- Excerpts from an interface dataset
□ □ □
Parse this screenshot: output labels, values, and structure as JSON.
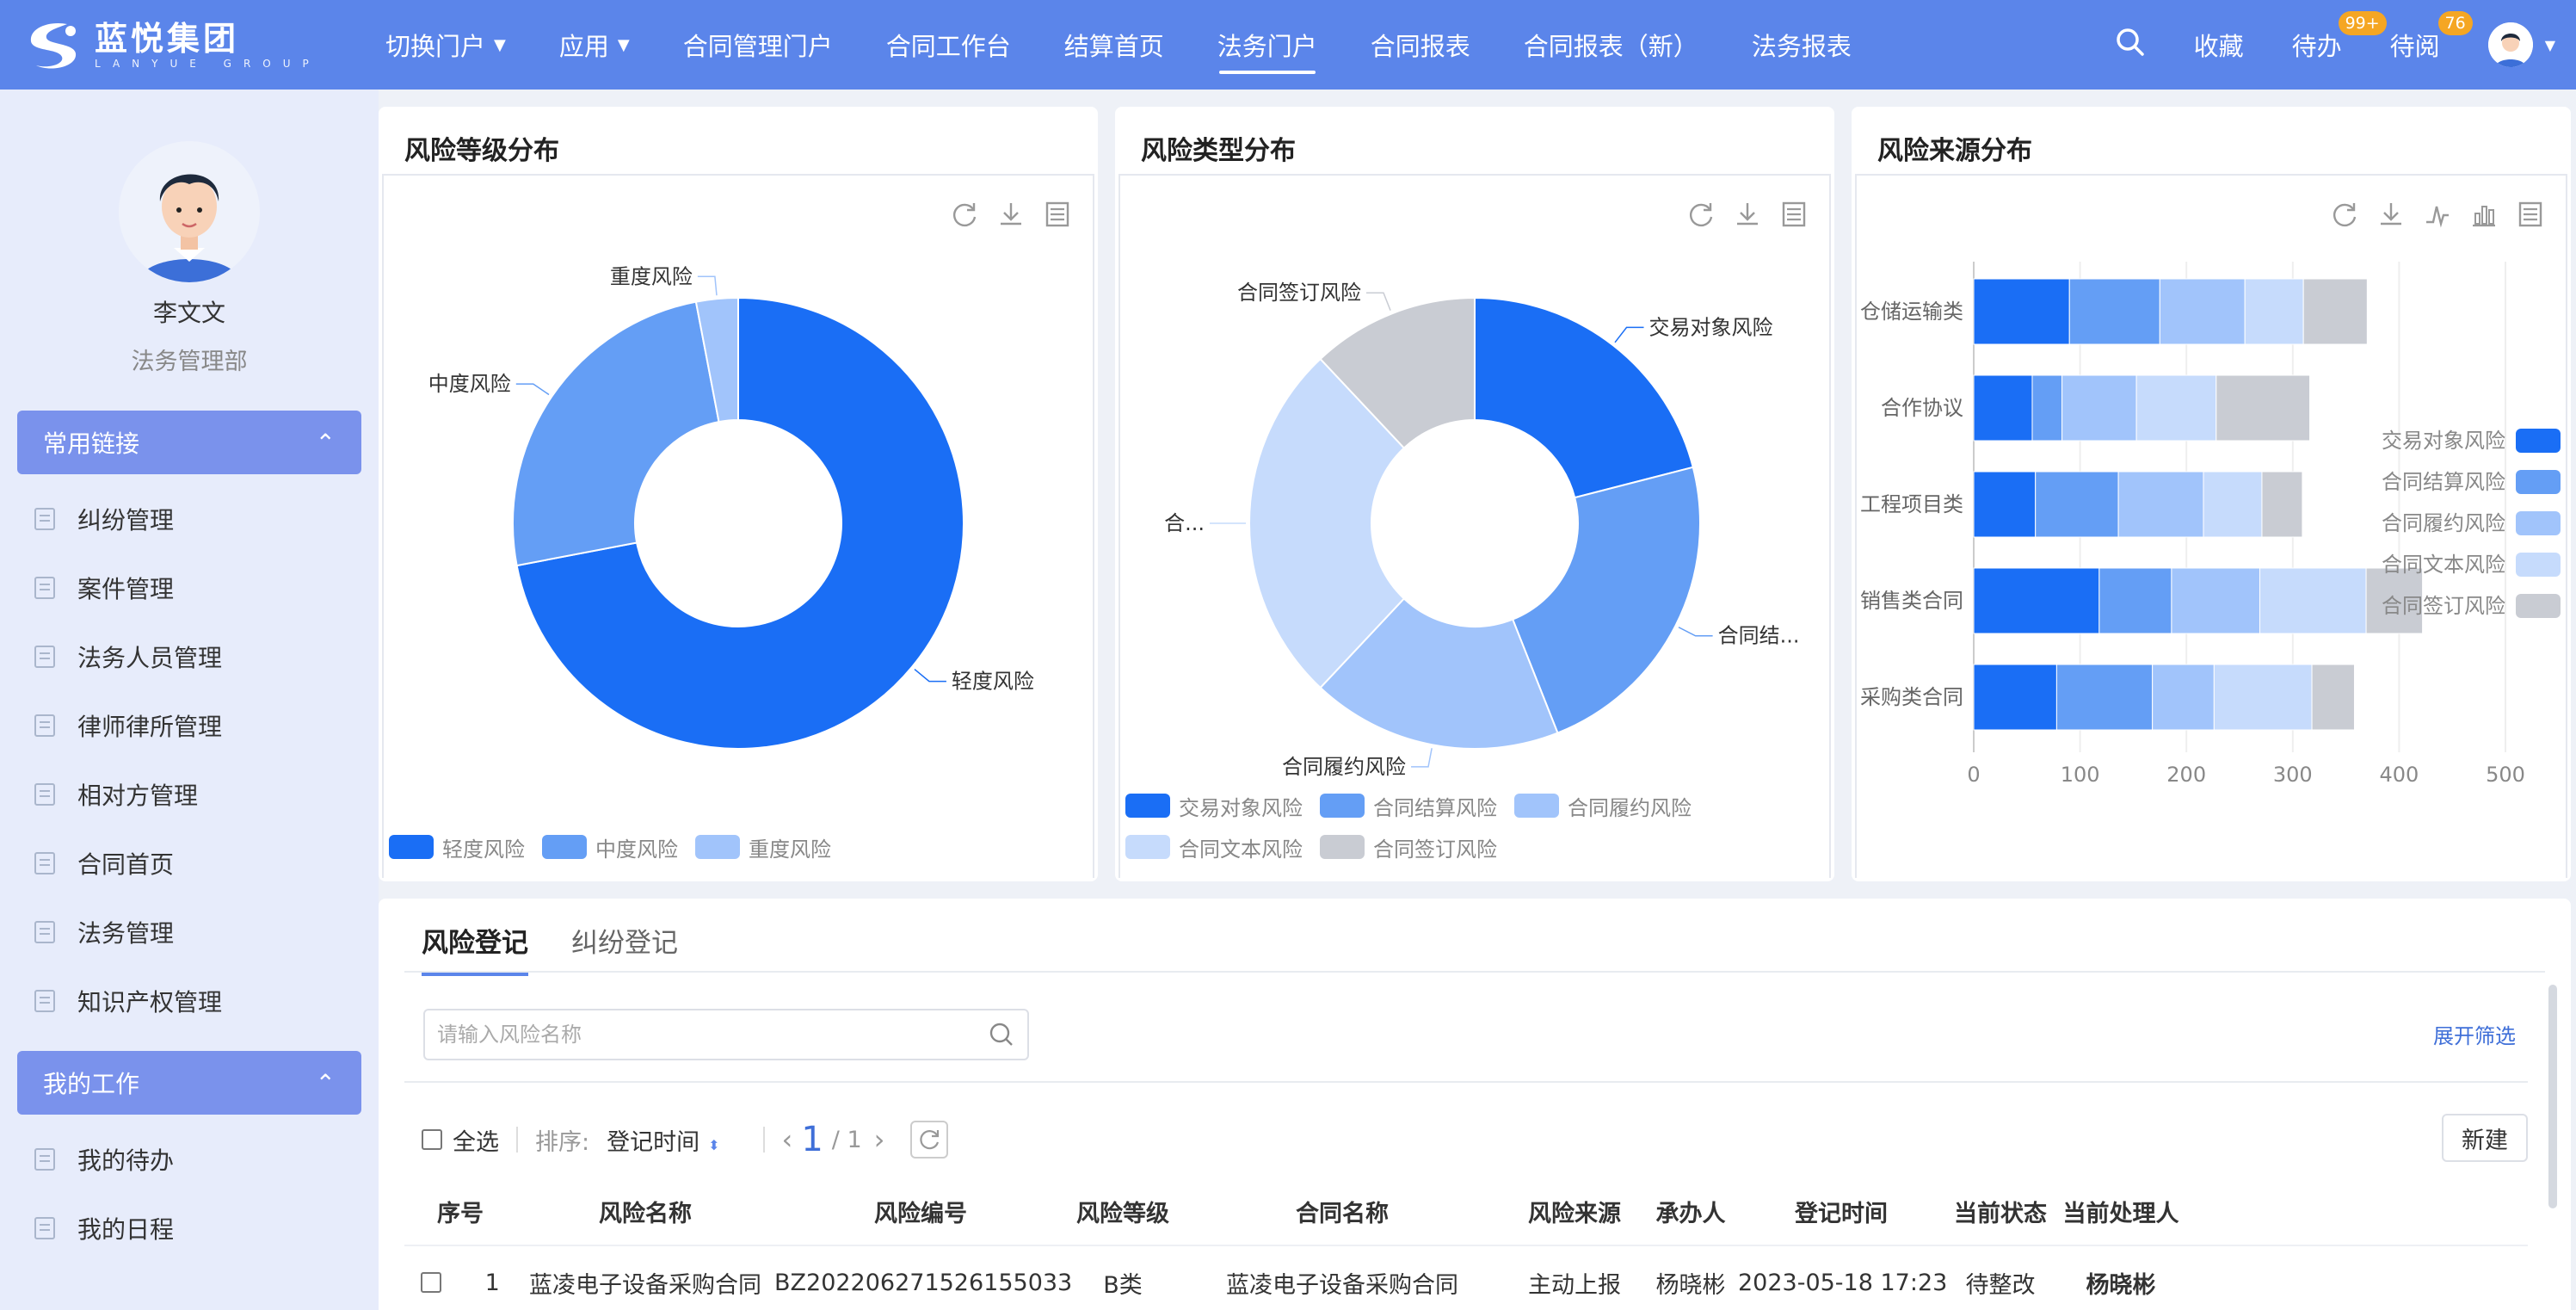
{
  "brand": {
    "name_cn": "蓝悦集团",
    "name_en": "LANYUE GROUP"
  },
  "nav": [
    {
      "label": "切换门户",
      "caret": true
    },
    {
      "label": "应用",
      "caret": true
    },
    {
      "label": "合同管理门户"
    },
    {
      "label": "合同工作台"
    },
    {
      "label": "结算首页"
    },
    {
      "label": "法务门户",
      "active": true
    },
    {
      "label": "合同报表"
    },
    {
      "label": "合同报表（新）"
    },
    {
      "label": "法务报表"
    }
  ],
  "topright": {
    "favorites": "收藏",
    "todo": "待办",
    "todo_badge": "99+",
    "toread": "待阅",
    "toread_badge": "76"
  },
  "profile": {
    "name": "李文文",
    "dept": "法务管理部"
  },
  "sidebar": {
    "group1": "常用链接",
    "group1_items": [
      "纠纷管理",
      "案件管理",
      "法务人员管理",
      "律师律所管理",
      "相对方管理",
      "合同首页",
      "法务管理",
      "知识产权管理"
    ],
    "group2": "我的工作",
    "group2_items": [
      "我的待办",
      "我的日程"
    ]
  },
  "charts": {
    "level": {
      "title": "风险等级分布",
      "chart_data": {
        "type": "pie",
        "labels": [
          "轻度风险",
          "中度风险",
          "重度风险"
        ],
        "values": [
          72,
          25,
          3
        ],
        "colors": [
          "#1a6ef5",
          "#649ef5",
          "#a1c4fb"
        ]
      }
    },
    "type": {
      "title": "风险类型分布",
      "chart_data": {
        "type": "pie",
        "labels": [
          "交易对象风险",
          "合同结算风险",
          "合同履约风险",
          "合同文本风险",
          "合同签订风险"
        ],
        "display_labels": [
          "交易对象风险",
          "合同结...",
          "合同履约风险",
          "合...",
          "合同签订风险"
        ],
        "values": [
          21,
          23,
          18,
          26,
          12
        ],
        "colors": [
          "#1a6ef5",
          "#649ef5",
          "#a1c4fb",
          "#c6dbfc",
          "#c9ccd3"
        ]
      }
    },
    "source": {
      "title": "风险来源分布",
      "chart_data": {
        "type": "bar",
        "orientation": "horizontal",
        "stacked": true,
        "categories": [
          "仓储运输类",
          "合作协议",
          "工程项目类",
          "销售类合同",
          "采购类合同"
        ],
        "series": [
          {
            "name": "交易对象风险",
            "values": [
              90,
              55,
              58,
              118,
              78
            ],
            "color": "#1a6ef5"
          },
          {
            "name": "合同结算风险",
            "values": [
              85,
              28,
              78,
              68,
              90
            ],
            "color": "#649ef5"
          },
          {
            "name": "合同履约风险",
            "values": [
              80,
              70,
              80,
              83,
              58
            ],
            "color": "#a1c4fb"
          },
          {
            "name": "合同文本风险",
            "values": [
              55,
              75,
              55,
              100,
              92
            ],
            "color": "#c6dbfc"
          },
          {
            "name": "合同签订风险",
            "values": [
              60,
              88,
              38,
              53,
              40
            ],
            "color": "#c9ccd3"
          }
        ],
        "xticks": [
          "0",
          "100",
          "200",
          "300",
          "400",
          "500"
        ],
        "xlim": [
          0,
          500
        ]
      }
    }
  },
  "register": {
    "tabs": [
      "风险登记",
      "纠纷登记"
    ],
    "search_placeholder": "请输入风险名称",
    "expand": "展开筛选",
    "select_all": "全选",
    "sort_label": "排序:",
    "sort_value": "登记时间",
    "page_current": "1",
    "page_total": "/ 1",
    "new_button": "新建",
    "columns": [
      "序号",
      "风险名称",
      "风险编号",
      "风险等级",
      "合同名称",
      "风险来源",
      "承办人",
      "登记时间",
      "当前状态",
      "当前处理人"
    ],
    "rows": [
      [
        "1",
        "蓝凌电子设备采购合同",
        "BZ202206271526155033",
        "B类",
        "蓝凌电子设备采购合同",
        "主动上报",
        "杨晓彬",
        "2023-05-18 17:23",
        "待整改",
        "杨晓彬"
      ]
    ]
  }
}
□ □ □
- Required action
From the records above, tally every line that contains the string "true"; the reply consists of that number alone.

- Your response
4